The Federal Open Market Committee left short-term interest rates unchanged, did not alter its forward guidance on the overnight lending rate, and said it would maintain its asset purchase program at $85 billion per month. The policy statement was a near photocopy of the previous one.
The FOMC indicated that recent inflation readings have been low due partly to “transitory influences.” The downside risks to the outlook for growth and the labor market had “diminished” since the fall. The FOMC repeated that it could “increase or reduce” the pace of asset purchases depending on how the outlook for the labor market or inflation changes.Fed officials slightly raised their projections of GDP growth for 2014 and revised their expectations for unemployment slightly lower.
In his press briefing, Fed Chairman Bernanke said that if the economy evolves as anticipated (growth picks up, unemployment falls, and inflation gradual moves back to the 2% target), then the FOMC would likely step down the pace of asset purchases later this year, and if the economy continues to improve, the asset program would likely come to an end in mid-2014 (as the unemployment rate falls to 7.0%).
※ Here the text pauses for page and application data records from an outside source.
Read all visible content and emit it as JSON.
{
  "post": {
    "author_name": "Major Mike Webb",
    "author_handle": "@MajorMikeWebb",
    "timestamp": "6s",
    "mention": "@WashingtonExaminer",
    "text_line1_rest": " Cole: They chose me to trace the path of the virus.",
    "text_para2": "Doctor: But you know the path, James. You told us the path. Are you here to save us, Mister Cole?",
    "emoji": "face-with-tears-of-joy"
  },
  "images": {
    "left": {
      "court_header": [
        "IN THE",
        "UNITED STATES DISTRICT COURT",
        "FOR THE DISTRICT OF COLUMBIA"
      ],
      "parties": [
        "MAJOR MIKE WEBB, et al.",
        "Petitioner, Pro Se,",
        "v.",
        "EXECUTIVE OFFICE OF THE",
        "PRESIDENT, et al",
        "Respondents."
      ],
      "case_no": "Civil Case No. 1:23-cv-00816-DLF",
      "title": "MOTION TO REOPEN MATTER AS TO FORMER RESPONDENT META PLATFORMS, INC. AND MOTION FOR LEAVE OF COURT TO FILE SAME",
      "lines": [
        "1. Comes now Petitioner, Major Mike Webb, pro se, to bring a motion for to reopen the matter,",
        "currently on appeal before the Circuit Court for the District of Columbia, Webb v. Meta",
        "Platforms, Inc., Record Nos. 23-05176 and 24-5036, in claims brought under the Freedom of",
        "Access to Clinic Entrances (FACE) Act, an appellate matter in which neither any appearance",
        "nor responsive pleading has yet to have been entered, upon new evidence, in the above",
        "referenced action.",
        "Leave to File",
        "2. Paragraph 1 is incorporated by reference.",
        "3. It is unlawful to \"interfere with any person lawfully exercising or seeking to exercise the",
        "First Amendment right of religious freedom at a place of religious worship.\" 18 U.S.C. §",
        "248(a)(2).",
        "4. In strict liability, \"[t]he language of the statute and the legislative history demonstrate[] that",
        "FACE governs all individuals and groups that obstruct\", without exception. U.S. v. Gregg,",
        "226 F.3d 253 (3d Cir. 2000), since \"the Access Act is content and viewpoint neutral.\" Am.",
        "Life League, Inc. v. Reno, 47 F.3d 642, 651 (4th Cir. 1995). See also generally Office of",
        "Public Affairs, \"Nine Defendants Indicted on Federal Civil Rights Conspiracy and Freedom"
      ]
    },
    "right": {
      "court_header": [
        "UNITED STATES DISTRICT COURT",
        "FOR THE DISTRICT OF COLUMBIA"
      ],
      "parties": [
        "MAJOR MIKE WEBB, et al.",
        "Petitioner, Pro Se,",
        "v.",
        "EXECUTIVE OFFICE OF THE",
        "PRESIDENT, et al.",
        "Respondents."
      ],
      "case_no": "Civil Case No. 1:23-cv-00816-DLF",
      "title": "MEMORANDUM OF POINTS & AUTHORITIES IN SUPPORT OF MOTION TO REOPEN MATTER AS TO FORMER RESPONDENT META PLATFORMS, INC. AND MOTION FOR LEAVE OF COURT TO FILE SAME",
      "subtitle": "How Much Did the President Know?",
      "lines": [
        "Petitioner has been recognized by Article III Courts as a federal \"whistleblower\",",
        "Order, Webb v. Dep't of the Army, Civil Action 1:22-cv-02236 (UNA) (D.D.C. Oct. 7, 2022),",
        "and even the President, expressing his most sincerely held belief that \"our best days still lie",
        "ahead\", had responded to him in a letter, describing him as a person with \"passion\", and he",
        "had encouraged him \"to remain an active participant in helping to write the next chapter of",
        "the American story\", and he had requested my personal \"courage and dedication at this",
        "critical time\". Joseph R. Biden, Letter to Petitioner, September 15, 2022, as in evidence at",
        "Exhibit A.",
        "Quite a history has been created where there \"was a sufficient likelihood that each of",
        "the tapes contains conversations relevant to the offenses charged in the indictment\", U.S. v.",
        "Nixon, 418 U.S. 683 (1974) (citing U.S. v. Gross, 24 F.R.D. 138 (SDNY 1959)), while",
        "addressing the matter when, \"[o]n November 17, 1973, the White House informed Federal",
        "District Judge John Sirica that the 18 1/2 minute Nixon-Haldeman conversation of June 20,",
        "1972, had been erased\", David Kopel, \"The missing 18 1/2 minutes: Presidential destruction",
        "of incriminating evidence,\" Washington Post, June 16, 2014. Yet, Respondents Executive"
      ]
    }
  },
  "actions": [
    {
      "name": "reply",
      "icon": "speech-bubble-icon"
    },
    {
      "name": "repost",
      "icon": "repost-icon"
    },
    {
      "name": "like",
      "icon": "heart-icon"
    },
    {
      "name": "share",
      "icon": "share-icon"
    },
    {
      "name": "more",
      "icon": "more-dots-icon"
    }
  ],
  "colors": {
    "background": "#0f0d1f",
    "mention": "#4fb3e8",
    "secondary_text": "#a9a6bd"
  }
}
However, Bernanke stressed (in his opening statement and a number of times in the Q&A) that policy will remain data-dependent.
Bernanke did not signal any change in monetary policy. Rather, his point was to outline clearly how the evolution of the economic outlook will drive policy decisions. Tapering is not tightening and an increase in short-term interest rates is still a long way off.
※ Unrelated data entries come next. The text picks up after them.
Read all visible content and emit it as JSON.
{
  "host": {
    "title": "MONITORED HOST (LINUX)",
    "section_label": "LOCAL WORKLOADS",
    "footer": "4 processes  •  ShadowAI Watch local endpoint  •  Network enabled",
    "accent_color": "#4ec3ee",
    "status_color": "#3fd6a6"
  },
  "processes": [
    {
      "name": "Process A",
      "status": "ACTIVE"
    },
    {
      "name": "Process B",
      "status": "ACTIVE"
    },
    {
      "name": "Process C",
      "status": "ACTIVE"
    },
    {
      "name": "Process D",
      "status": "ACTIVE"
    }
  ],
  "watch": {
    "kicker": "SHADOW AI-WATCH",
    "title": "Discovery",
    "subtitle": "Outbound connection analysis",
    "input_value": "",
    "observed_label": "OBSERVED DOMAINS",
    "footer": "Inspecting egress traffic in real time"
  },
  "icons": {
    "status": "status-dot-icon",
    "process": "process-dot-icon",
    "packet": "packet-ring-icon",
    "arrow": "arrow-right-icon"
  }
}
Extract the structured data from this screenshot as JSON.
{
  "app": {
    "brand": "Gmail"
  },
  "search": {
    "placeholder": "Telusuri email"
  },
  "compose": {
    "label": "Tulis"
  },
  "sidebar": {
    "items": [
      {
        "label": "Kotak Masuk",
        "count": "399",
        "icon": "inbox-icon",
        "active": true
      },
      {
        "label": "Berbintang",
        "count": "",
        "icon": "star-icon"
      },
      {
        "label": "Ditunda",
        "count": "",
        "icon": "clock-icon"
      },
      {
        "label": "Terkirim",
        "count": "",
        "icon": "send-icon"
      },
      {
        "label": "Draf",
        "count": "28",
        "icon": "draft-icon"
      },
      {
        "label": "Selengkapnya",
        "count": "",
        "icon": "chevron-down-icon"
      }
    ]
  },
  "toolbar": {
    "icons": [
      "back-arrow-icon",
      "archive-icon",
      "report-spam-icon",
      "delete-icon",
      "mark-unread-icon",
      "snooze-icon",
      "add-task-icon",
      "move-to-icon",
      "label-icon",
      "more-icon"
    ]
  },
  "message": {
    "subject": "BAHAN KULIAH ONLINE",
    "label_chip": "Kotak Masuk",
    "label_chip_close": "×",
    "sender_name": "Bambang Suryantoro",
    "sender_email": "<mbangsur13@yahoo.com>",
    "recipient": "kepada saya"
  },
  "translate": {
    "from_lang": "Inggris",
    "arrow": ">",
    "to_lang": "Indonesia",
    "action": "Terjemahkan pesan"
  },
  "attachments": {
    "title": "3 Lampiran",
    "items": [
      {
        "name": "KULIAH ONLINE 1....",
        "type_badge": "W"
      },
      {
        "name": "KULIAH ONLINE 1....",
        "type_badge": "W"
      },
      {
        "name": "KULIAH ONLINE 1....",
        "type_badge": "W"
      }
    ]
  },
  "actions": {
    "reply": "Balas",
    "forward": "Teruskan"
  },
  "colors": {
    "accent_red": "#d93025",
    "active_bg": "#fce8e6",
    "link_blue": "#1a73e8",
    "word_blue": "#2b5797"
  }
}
Bernanke used the analogy that, in reducing the rate of asset purchases, the Fed would be slightly taking the foot off the gas pedal. It won’t be hitting the brakes anytime soon. Nevertheless, stocks fell sharply and bond yields surged. It’s not clear whether the markets simply misinterpreted the Fed Chairman’s statements or were badly mispriced to begin with.
Next week, there are a number of potentially market-moving data releases. It may take some time for the markets to properly digest what Bernanke said.
|Last||Last Week||YTD return %|
Consumer Money Rates
|Dollars per British Pound||1.548||1.571|
|Dollars per Euro||1.324||1.269|
|Japanese Yen per Dollar||97.910||79.510|
|Canadian Dollars per Dollar||1.036||1.019|
|Mexican Peso per Dollar||13.358||13.706|
|10-year municipal (TEY)||2.89||2.89|
Treasury Yield Curve – 06/21/2013
S&P Sector Performance (YTD) – 06/21/2013
|Durable Goods Orders (May)
Case-Shiller Home Price Index (April)
New Home Sales (May)
Consumer Confidence (June)
|Real GDP (1Q13, 3rd estimate)|
|Jobless Claims (week ending June 22nd)
Personal Income and Spending (May)
|Chicago Purchasing Managers Index (June)
Consumer Sentiment (June)
|Independence Day Holiday (markets closed)|
|Employment Report (June)|
|Real GDP (advance 2Q13 + comprehensive revisions)
FOMC Policy Decision (no press briefing)
US government bonds and treasury bills are guaranteed by the US government and, if held to maturity, offer a fixed rate of return and guaranteed principal value. US government bonds are issued and guaranteed as to the timely payment of principal and interest by the federal government. Treasury bills are certificates reflecting short-term (less than one year) obligations of the US government.
Commodities trading is generally considered speculative because of the significant potential for investment loss. Markets for commodities are likely to be volatile and there may be sharp price fluctuations even during periods when prices overall are rising. Specific sector investing can be subject to different and greater risks than more diversified investments.
Tax Equiv Muni yields (TEY) assume a 35% tax rate on triple-A rated, tax-exempt insured revenue bonds.
The information contained herein has been obtained from sources considered reliable, but we do not guarantee that the foregoing material is accurate or complete. Data source: Bloomberg, as of close of business May 31st, 2013.